Motorola(s goog) covered the main compelling features of its Moto X handset during the product launch on Thursday, but I’m finding more little bits of goodness as I use the phone as my primary handset. A number of them could be — or already are — replicated through third-party applications. However, I like that Motorola took the time to integrate them natively. Aside from the Touchless Control, Active Display and Quick Capture camera tech, these additional tidbits should appeal to mainstream consumers.
1. Motorola Assist. This pre-loaded app helps the phone take advantage of its contextual smarts and currently helps manage three activities: Driving, Meeting and Sleeping. Note that these are all optional features, so don’t have to use them. After seeing what they do, however, I’ve enabled all three.
With Driving enabled, the phone uses its GPS to determine when you might be behind the wheel of a car. Assuming that you are, this function can read aloud incoming text messages automatically. It can also send an auto-reply in this situation. The only downside to me is that I could be a passenger, in which case I wouldn’t necessarily want these functions on. However, I see enough benefit here to keep it enabled.
There’s also a “Resume music play” setting in the Driving mode. Say you’re listening to tunes at home and have to leave. Turn this feature on and when you leave home, the handset can automatically connect to car’s Bluetooth radio and continue playing your music where you left off. Pretty handy.
Meeting mode works off of your Calendar events. When the phone sees you’re in a meeting, it can automatically silence the handset. You can allow Meeting mode to ring the phone or auto-text replies to favorite contacts or if anyone calls twice in a five-minute period.
The Sleeping mode is pretty simple but useful: It works just like Apple’s Do Not Disturb. You set your sleep time and the phone will stay quiet save for any exceptions such as call from Favorites or multiple calls from anyone in five minutes.

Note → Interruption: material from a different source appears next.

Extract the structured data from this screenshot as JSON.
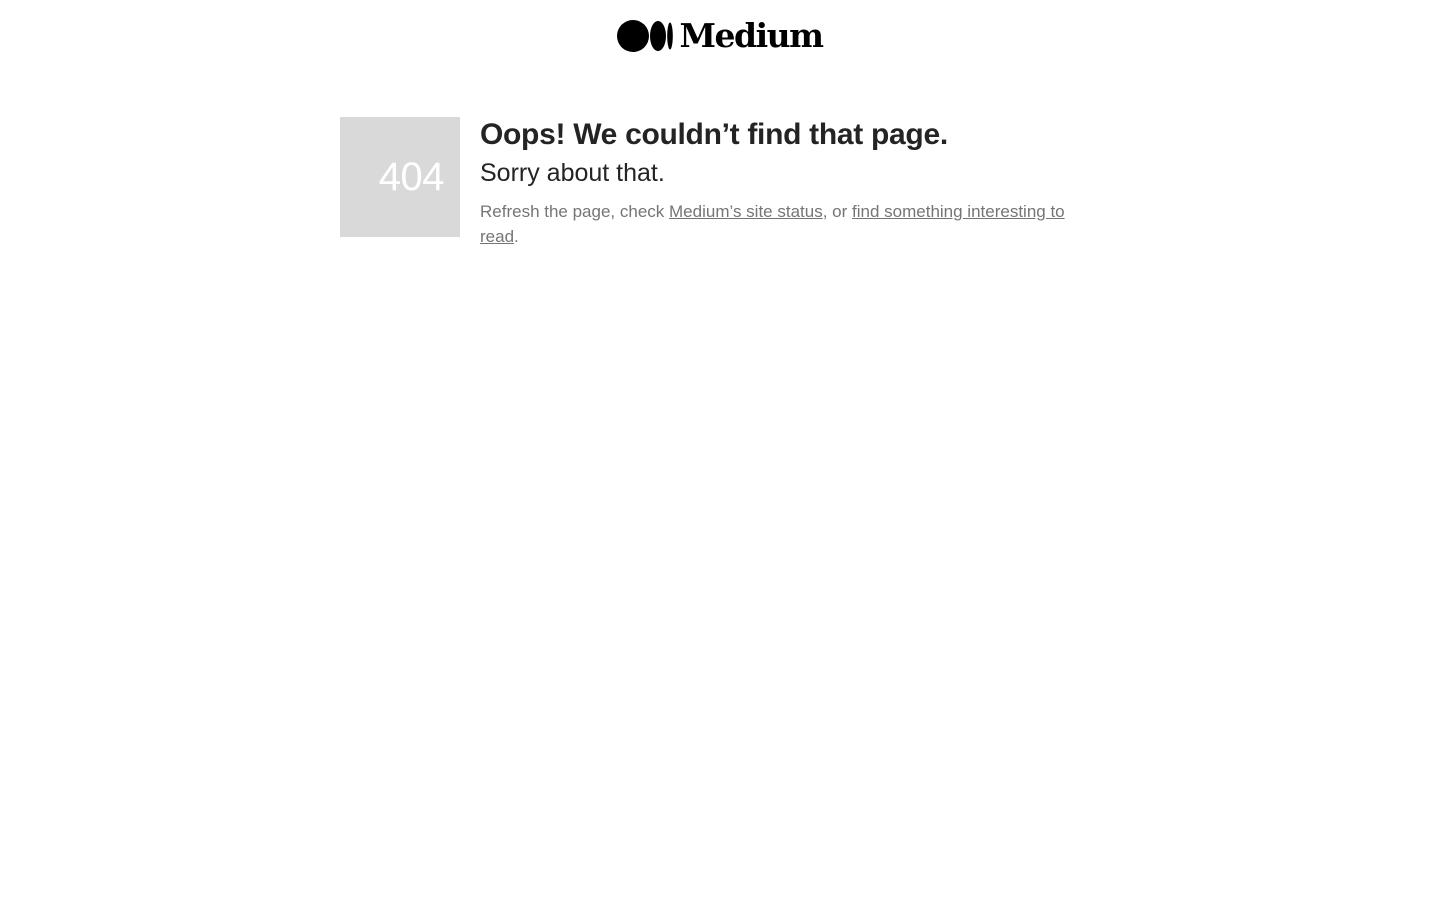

2. Motorola Connect. I recently touted an Android app called Android Desktop Notifications that pushes phone alerts to your desktop through the Chrome browser; that’s exactly what Motorola Connect is although only for certain notifications. You link your phone and your Chrome browser through an extension so you can get caller or text information when on your computer.
No need to pick up your phone for that data and you can also choose not to pick up the phone if you don’t want to take the call. You can also reply to text messages from your computer browser.
3. Motorola Migrate. Moving from an older Android phone to the Moto X? This app makes it easier. You actually install the app on your older phone and then scan a QR code from that app using the Moto X. You can also use NFC as the mechanism to “link” the old and new phones if your old Android supports NFC.
Once paired, the app will wirelessly move your photos, call and text history and videos from the old phone to the new one. If you keep contacts on your SIM, those too can be migrated. There’s no need to move other Google data since signing in on the new phone will pull that data down from the cloud. For average consumers, Migrate will be useful and simple.
4. A smart speaker. I don’t know for sure, but I strongly suspect that Motorola is using NXP’s solution for the Moto X loudspeaker. We wrote about it last year:
“Your next smartphone or tablet may have richer, deeper sound even with the small speakers usually found in such devices. On Tuesday, NXP Semiconductors introduced a new integrated circuit and algorithm that boasts five times more output power for sound. Even better, the sound boost won’t damage the speakers, claims NXP, because the chip uses a current-sensing amplifier to dynamically monitor and adjust for the speaker temperature and movement.”
This speaker is indeed loud.
And Motorola says the speaker system it uses in the Moto X monitors temperature and speaker movement to dynamically power the amplifier up to 6x higher than normal.
That sounds familiar to me. And it takes away one of my reservations from potentially buying a Moto X over the HTC One Google Experience phone. The dual speakers of the HTC One are pretty nice, but with the Moto X speaker, I don’t feel like I’d be missing that.